Moreover, with intelligent applications becoming more prevalent, fast computing has become the need of the hour. Additionally, IDC says that the amount of digital data generated by users on the internet is only going to increase, with it estimated to grow to 175 zettabytes by 2025, which will further escalate cloud computing loads.
This development is going to call for intermediary servers. And as the physical distance between data centers and connected devices continues to increase, a load of this magnitude is going to demand lower latency and higher bandwidth.
Which brings us to edge computing. Edge computing is gaining momentum because it helps organizations tackle various IT challenges arising from data-centric workloads. It sustains sensitive data on-premise and reduces unnecessary data flow to and from data centers. Its development is predicted to impact data centers in more ways than one, chief of which are:
By utilizing edge computing, application modernization, and other innovations in IT, organizations can gain a competitive advantage in a fast-paced, hyper-competitive economy. These digital transformation efforts not only facilitate organizational growth, but also build business agility that is essential for long-term scalability.
One of the most efficient ways to fuel this digital transformation journey is by turning to managed cloud service providers (MCSPs) as they possess the technical expertise to leverage a company’s technology investments to power business momentum. They enable end-to-end cloud services while ensuring your cloud security, storage, network operations. and vendors are effectively managed.
According to IDC, working with MCSP harbors many benefits as:
“Cloud service providers have resources, scale, security, and performance that few enterprises can match. Their global reach enables businesses to provide services to global geographies, and their centralized access enables company resources to tap into all of a company's data to drive analytics today and artificial intelligence in the future.”
Cloud managed service providers are equipped with extensive knowledge on the latest cloud technologies. And with edge computing pegged to be the next evolutionary step for managed cloud services, MCSPs are more than up to the task supporting, securing, and managing the edge data centers of clients.
The right MCSP will work as an extension of your IT team and will support your expansion to new locations by doing away with the inconveniences and complications of initial infrastructure setup and maintenance.
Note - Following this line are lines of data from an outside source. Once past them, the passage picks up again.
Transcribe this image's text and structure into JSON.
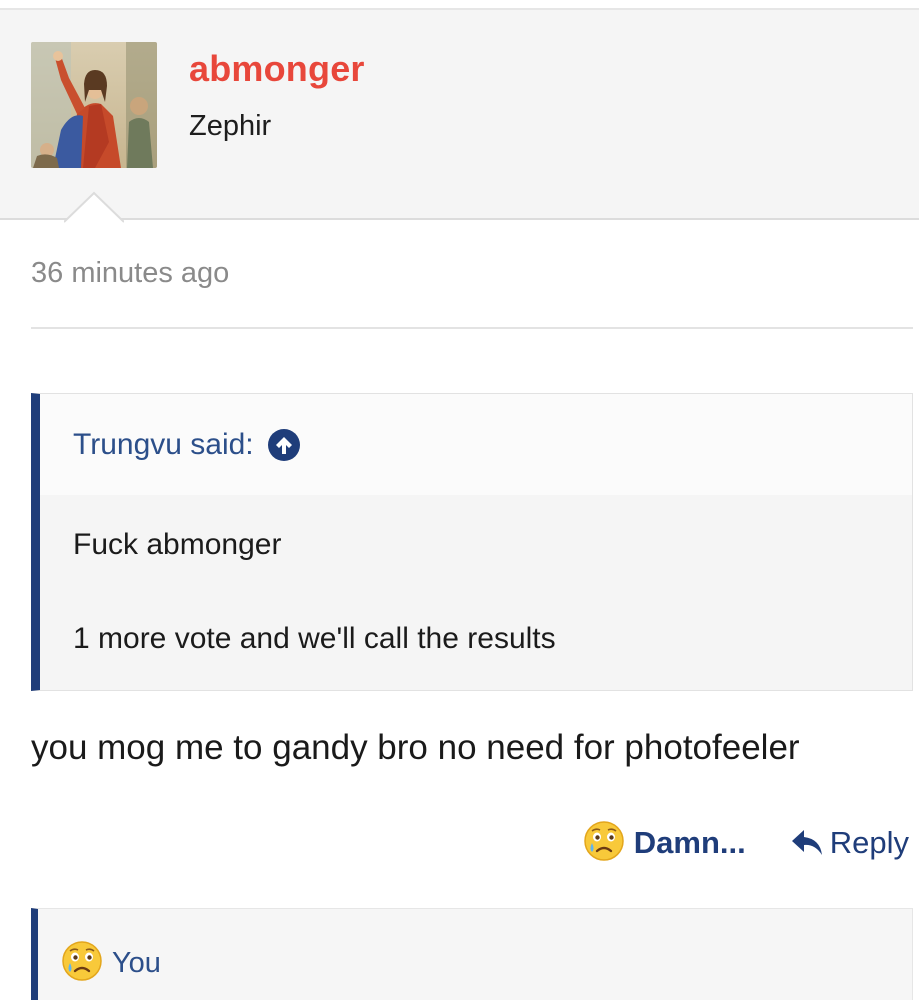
{
  "post": {
    "username": "abmonger",
    "user_title": "Zephir",
    "timestamp": "36 minutes ago",
    "message": "you mog me to gandy bro no need for photofeeler"
  },
  "quote": {
    "author": "Trungvu said:",
    "lines": [
      "Fuck abmonger",
      "1 more vote and we'll call the results"
    ]
  },
  "actions": {
    "reaction_label": "Damn...",
    "reply_label": "Reply"
  },
  "reactions": {
    "summary": "You"
  },
  "colors": {
    "username": "#e8473b",
    "accent": "#1f3d7a",
    "link": "#2c4f8a"
  },
  "icons": {
    "avatar": "painting-avatar",
    "quote_jump": "arrow-up-circle-icon",
    "reaction": "sad-tear-emoji-icon",
    "reply": "reply-arrow-icon"
  }
}
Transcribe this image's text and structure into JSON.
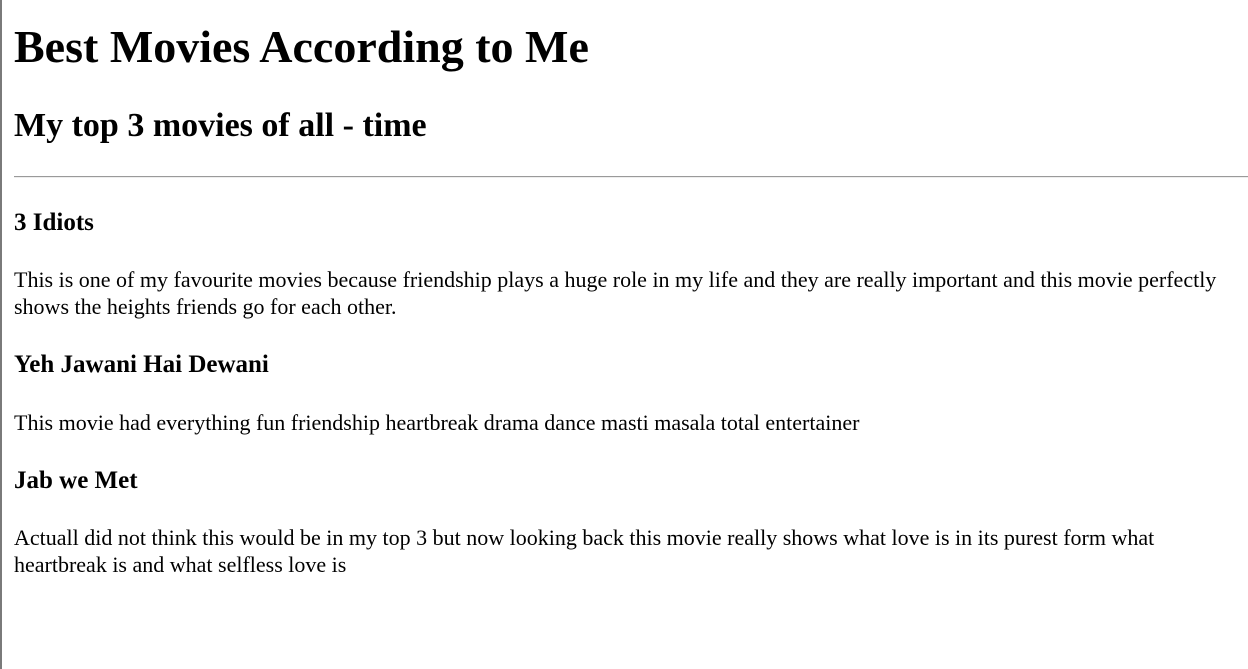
{
  "page": {
    "title": "Best Movies According to Me",
    "subtitle": "My top 3 movies of all - time"
  },
  "movies": [
    {
      "title": "3 Idiots",
      "description": "This is one of my favourite movies because friendship plays a huge role in my life and they are really important and this movie perfectly shows the heights friends go for each other."
    },
    {
      "title": "Yeh Jawani Hai Dewani",
      "description": "This movie had everything fun friendship heartbreak drama dance masti masala total entertainer"
    },
    {
      "title": "Jab we Met",
      "description": "Actuall did not think this would be in my top 3 but now looking back this movie really shows what love is in its purest form what heartbreak is and what selfless love is"
    }
  ]
}
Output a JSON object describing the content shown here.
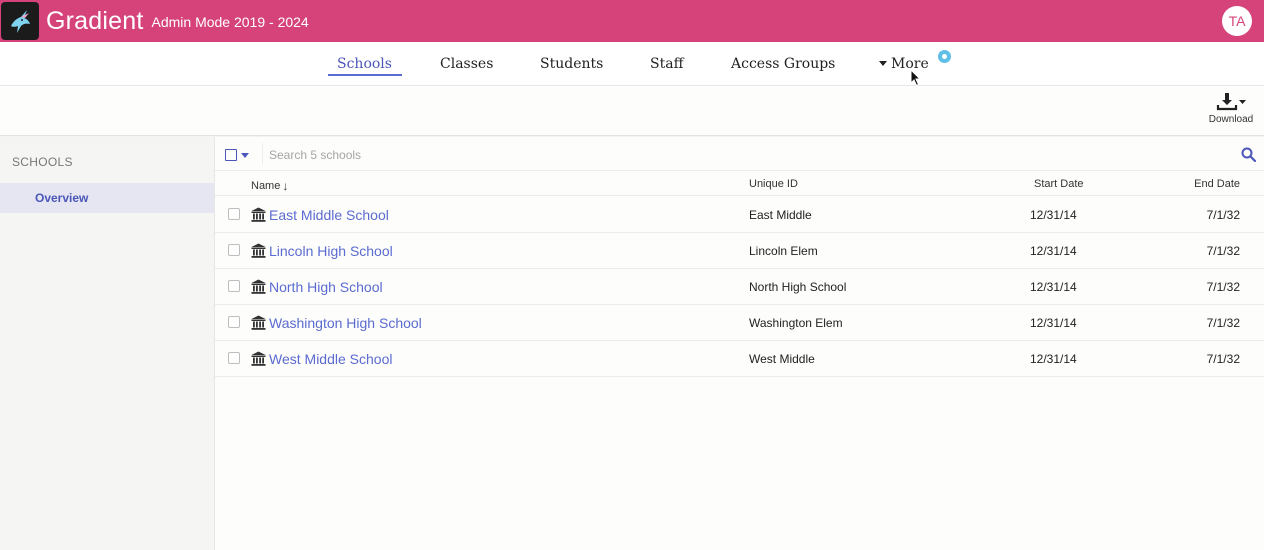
{
  "header": {
    "app_name": "Gradient",
    "mode": "Admin Mode 2019 - 2024",
    "avatar_initials": "TA",
    "brand_color": "#d6437a"
  },
  "nav": {
    "tabs": [
      {
        "label": "Schools",
        "active": true
      },
      {
        "label": "Classes",
        "active": false
      },
      {
        "label": "Students",
        "active": false
      },
      {
        "label": "Staff",
        "active": false
      },
      {
        "label": "Access Groups",
        "active": false
      }
    ],
    "more_label": "More",
    "accent_color": "#5b6bd1"
  },
  "toolbar": {
    "download_label": "Download"
  },
  "sidebar": {
    "heading": "SCHOOLS",
    "items": [
      {
        "label": "Overview",
        "active": true
      }
    ]
  },
  "search": {
    "placeholder": "Search 5 schools",
    "value": ""
  },
  "table": {
    "columns": [
      "Name",
      "Unique ID",
      "Start Date",
      "End Date"
    ],
    "sort_column": "Name",
    "rows": [
      {
        "name": "East Middle School",
        "unique_id": "East Middle",
        "start_date": "12/31/14",
        "end_date": "7/1/32"
      },
      {
        "name": "Lincoln High School",
        "unique_id": "Lincoln Elem",
        "start_date": "12/31/14",
        "end_date": "7/1/32"
      },
      {
        "name": "North High School",
        "unique_id": "North High School",
        "start_date": "12/31/14",
        "end_date": "7/1/32"
      },
      {
        "name": "Washington High School",
        "unique_id": "Washington Elem",
        "start_date": "12/31/14",
        "end_date": "7/1/32"
      },
      {
        "name": "West Middle School",
        "unique_id": "West Middle",
        "start_date": "12/31/14",
        "end_date": "7/1/32"
      }
    ]
  }
}
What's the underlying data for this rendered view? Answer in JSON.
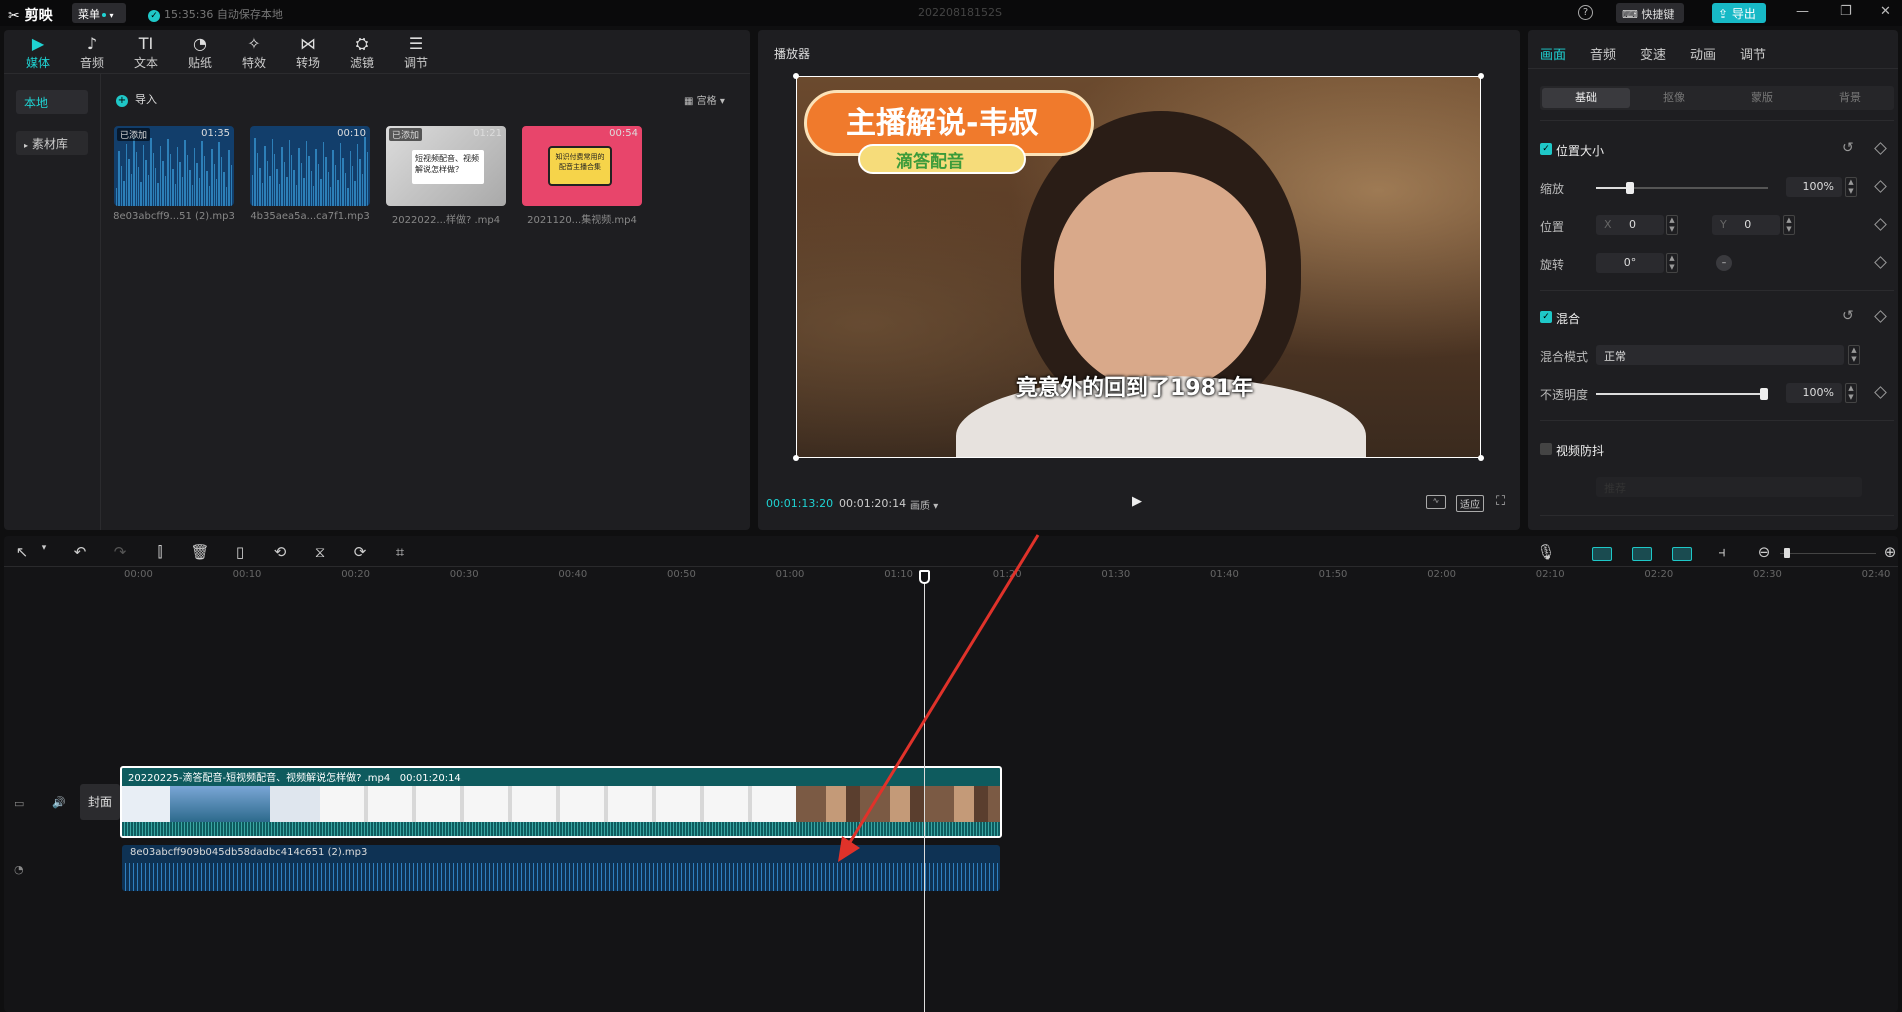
{
  "titlebar": {
    "app_name": "剪映",
    "menu_label": "菜单",
    "autosave": "15:35:36 自动保存本地",
    "project_title": "20220818152S",
    "shortcut_label": "快捷键",
    "export_label": "导出"
  },
  "media_toolbar": {
    "tabs": [
      {
        "label": "媒体",
        "icon": "media-icon",
        "glyph": "▶"
      },
      {
        "label": "音频",
        "icon": "audio-icon",
        "glyph": "♪"
      },
      {
        "label": "文本",
        "icon": "text-icon",
        "glyph": "TI"
      },
      {
        "label": "贴纸",
        "icon": "sticker-icon",
        "glyph": "◔"
      },
      {
        "label": "特效",
        "icon": "effects-icon",
        "glyph": "✧"
      },
      {
        "label": "转场",
        "icon": "transition-icon",
        "glyph": "⋈"
      },
      {
        "label": "滤镜",
        "icon": "filter-icon",
        "glyph": "⛭"
      },
      {
        "label": "调节",
        "icon": "adjust-icon",
        "glyph": "☰"
      }
    ]
  },
  "media_side": {
    "local": "本地",
    "library": "素材库"
  },
  "media_panel": {
    "import_label": "导入",
    "view_label": "宫格",
    "items": [
      {
        "name": "8e03abcff9...51 (2).mp3",
        "badge": "已添加",
        "duration": "01:35",
        "kind": "audio"
      },
      {
        "name": "4b35aea5a...ca7f1.mp3",
        "badge": "",
        "duration": "00:10",
        "kind": "audio"
      },
      {
        "name": "2022022...样做? .mp4",
        "badge": "已添加",
        "duration": "01:21",
        "kind": "video-white",
        "caption": "短视频配音、视频解说怎样做？"
      },
      {
        "name": "2021120...集视频.mp4",
        "badge": "",
        "duration": "00:54",
        "kind": "video-pink",
        "caption": "知识付费常用的配音主播合集"
      }
    ]
  },
  "player": {
    "title": "播放器",
    "banner_title": "主播解说-韦叔",
    "banner_sub": "滴答配音",
    "subtitle": "竟意外的回到了1981年",
    "current_time": "00:01:13:20",
    "total_time": "00:01:20:14",
    "ratio_label": "画质",
    "fit_label": "适应"
  },
  "right_panel": {
    "tabs": [
      "画面",
      "音频",
      "变速",
      "动画",
      "调节"
    ],
    "sub_tabs": [
      "基础",
      "抠像",
      "蒙版",
      "背景"
    ],
    "pos_size_title": "位置大小",
    "scale_label": "缩放",
    "scale_value": "100%",
    "scale_level": 0.2,
    "position_label": "位置",
    "x_label": "X",
    "x_value": "0",
    "y_label": "Y",
    "y_value": "0",
    "rotate_label": "旋转",
    "rotate_value": "0°",
    "blend_title": "混合",
    "blend_mode_label": "混合模式",
    "blend_mode_value": "正常",
    "opacity_label": "不透明度",
    "opacity_value": "100%",
    "opacity_level": 1.0,
    "stabilize_label": "视频防抖",
    "stabilize_level_value": "推荐"
  },
  "timeline": {
    "ruler": [
      "00:00",
      "00:10",
      "00:20",
      "00:30",
      "00:40",
      "00:50",
      "01:00",
      "01:10",
      "01:20",
      "01:30",
      "01:40",
      "01:50",
      "02:00",
      "02:10",
      "02:20",
      "02:30",
      "02:40"
    ],
    "cover_label": "封面",
    "video_clip_name": "20220225-滴答配音-短视频配音、视频解说怎样做? .mp4",
    "video_clip_duration": "00:01:20:14",
    "audio_clip_name": "8e03abcff909b045db58dadbc414c651 (2).mp3",
    "colors": {
      "accent": "#1fc8c8",
      "video_clip": "#0e5b5e",
      "audio_clip": "#0e3254",
      "arrow": "#e0322a"
    }
  }
}
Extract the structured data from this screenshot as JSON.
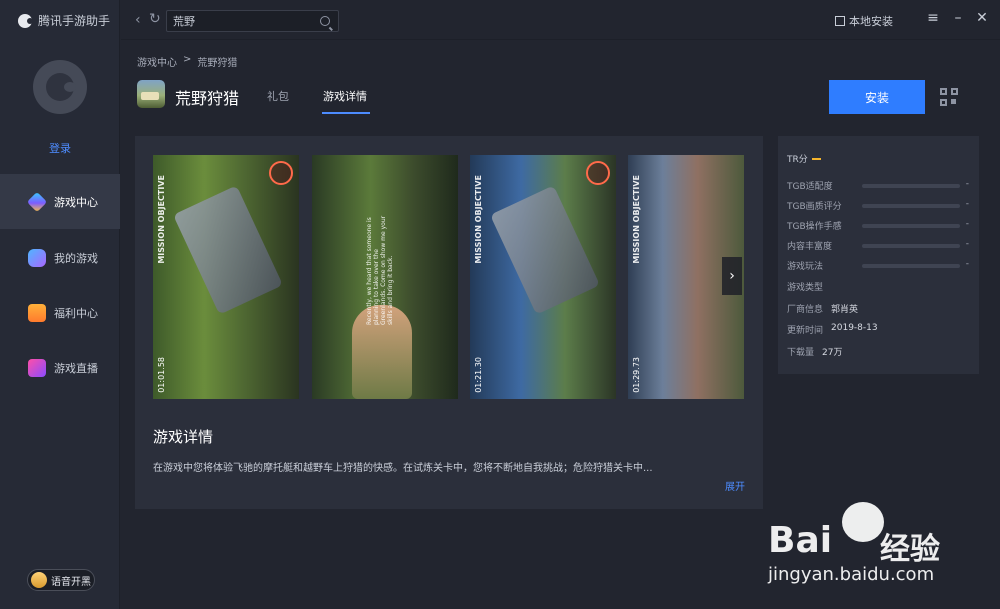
{
  "app": {
    "title": "腾讯手游助手"
  },
  "sidebar": {
    "login_label": "登录",
    "items": [
      {
        "label": "游戏中心",
        "icon": "game-center-icon",
        "active": true
      },
      {
        "label": "我的游戏",
        "icon": "gamepad-icon",
        "active": false
      },
      {
        "label": "福利中心",
        "icon": "gift-icon",
        "active": false
      },
      {
        "label": "游戏直播",
        "icon": "live-video-icon",
        "active": false
      }
    ],
    "voice_button": "语音开黑"
  },
  "topbar": {
    "search_value": "荒野",
    "local_install_label": "本地安装"
  },
  "breadcrumb": {
    "home": "游戏中心",
    "separator": ">",
    "current": "荒野狩猎"
  },
  "game": {
    "title": "荒野狩猎",
    "tabs": [
      {
        "label": "礼包",
        "active": false
      },
      {
        "label": "游戏详情",
        "active": true
      }
    ],
    "install_label": "安装"
  },
  "screenshots": [
    {
      "vertical_label": "MISSION OBJECTIVE",
      "time": "01:01.58"
    },
    {
      "vertical_label": "Recently, we heard that someone is planning to take over the Greenlands. Come on show me your skills and bring it back.",
      "time": ""
    },
    {
      "vertical_label": "MISSION OBJECTIVE",
      "time": "01:21.30"
    },
    {
      "vertical_label": "MISSION OBJECTIVE",
      "time": "01:29.73"
    }
  ],
  "details": {
    "section_title": "游戏详情",
    "description": "在游戏中您将体验飞驰的摩托艇和越野车上狩猎的快感。在试炼关卡中，您将不断地自我挑战；危险狩猎关卡中...",
    "expand_label": "展开"
  },
  "info": {
    "tr_score_label": "TR分",
    "ratings": [
      {
        "label": "TGB适配度",
        "value": "-"
      },
      {
        "label": "TGB画质评分",
        "value": "-"
      },
      {
        "label": "TGB操作手感",
        "value": "-"
      },
      {
        "label": "内容丰富度",
        "value": "-"
      },
      {
        "label": "游戏玩法",
        "value": "-"
      }
    ],
    "game_type_label": "游戏类型",
    "vendor_label": "厂商信息",
    "vendor_value": "郭肖英",
    "update_label": "更新时间",
    "update_value": "2019-8-13",
    "downloads_label": "下载量",
    "downloads_value": "27万"
  },
  "watermark": {
    "brand_latin": "Bai",
    "brand_cn": "经验",
    "url": "jingyan.baidu.com"
  },
  "colors": {
    "accent": "#2f7dff",
    "link": "#4d8cff",
    "bg": "#22252f",
    "panel": "#2b2f3b"
  }
}
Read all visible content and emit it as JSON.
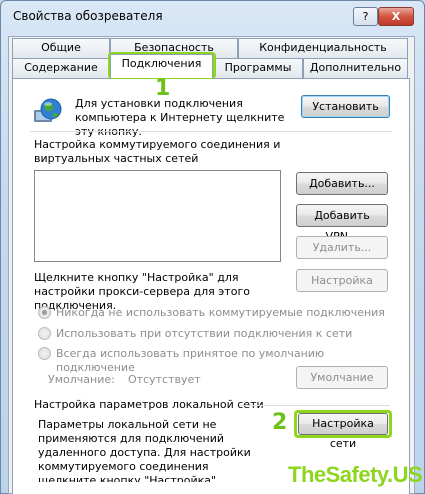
{
  "window": {
    "title": "Свойства обозревателя",
    "help_label": "?",
    "close_label": "X"
  },
  "tabs": {
    "row_back": [
      "Общие",
      "Безопасность",
      "Конфиденциальность"
    ],
    "row_front": [
      "Содержание",
      "Подключения",
      "Программы",
      "Дополнительно"
    ],
    "active": "Подключения"
  },
  "setup": {
    "text": "Для установки подключения компьютера к Интернету щелкните эту кнопку.",
    "button": "Установить",
    "icon": "globe-network-icon"
  },
  "dialup": {
    "heading": "Настройка коммутируемого соединения и виртуальных частных сетей",
    "buttons": {
      "add": "Добавить...",
      "add_vpn": "Добавить VPN...",
      "remove": "Удалить...",
      "settings": "Настройка"
    },
    "proxy_text": "Щелкните кнопку \"Настройка\" для настройки прокси-сервера для этого подключения.",
    "options": [
      "Никогда не использовать коммутируемые подключения",
      "Использовать при отсутствии подключения к сети",
      "Всегда использовать принятое по умолчанию подключение"
    ],
    "default_label": "Умолчание:",
    "default_value": "Отсутствует",
    "default_button": "Умолчание"
  },
  "lan": {
    "heading": "Настройка параметров локальной сети",
    "text": "Параметры локальной сети не применяются для подключений удаленного доступа. Для настройки коммутируемого соединения щелкните кнопку \"Настройка\", расположенную выше.",
    "button": "Настройка сети"
  },
  "markers": [
    "1",
    "2"
  ],
  "watermark": {
    "main": "TheSafety",
    "suffix": ".US"
  },
  "colors": {
    "highlight": "#8cd61d",
    "marker": "#6cc11b"
  }
}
Collaborating with the ideal MCSP is also important for your enterprise if you don’t have the required resources to manage edge data centers. A trusted MCSP will help you achieve this while providing you with a specific combination of resource management, bandwidth upgrades, and equipment management.
Gartner shared a report that featured tips on how to choose managed cloud service providers. The report provided a clear comparison of various MCSPs and recommended scoring each vendor on the comprehensiveness of their services, solution architecture and workload migration capabilities, and the breadth, quality, and differentiation of their product.
Another study by Crisp research reported improved business outcomes for organizations using managed cloud services. The study, which provided cloud computing vendor and service provider comparison, also shared an evaluation criteria that involved asking a few questions as part of the managed cloud service provider assessment process.
Staying abreast of the pace of innovation in the managed cloud services space is very important.
CenturyLink's diverse portfolio of flexible cloud solutions equips businesses with the necessary cloud expertise to enhance infrastructure efficiency with the help of an enterprise-ready cloud. From scalable applications to on-demand services to network security, CenturyLink provides organizations with all the required solutions that put the advantages of the cloud at their disposal.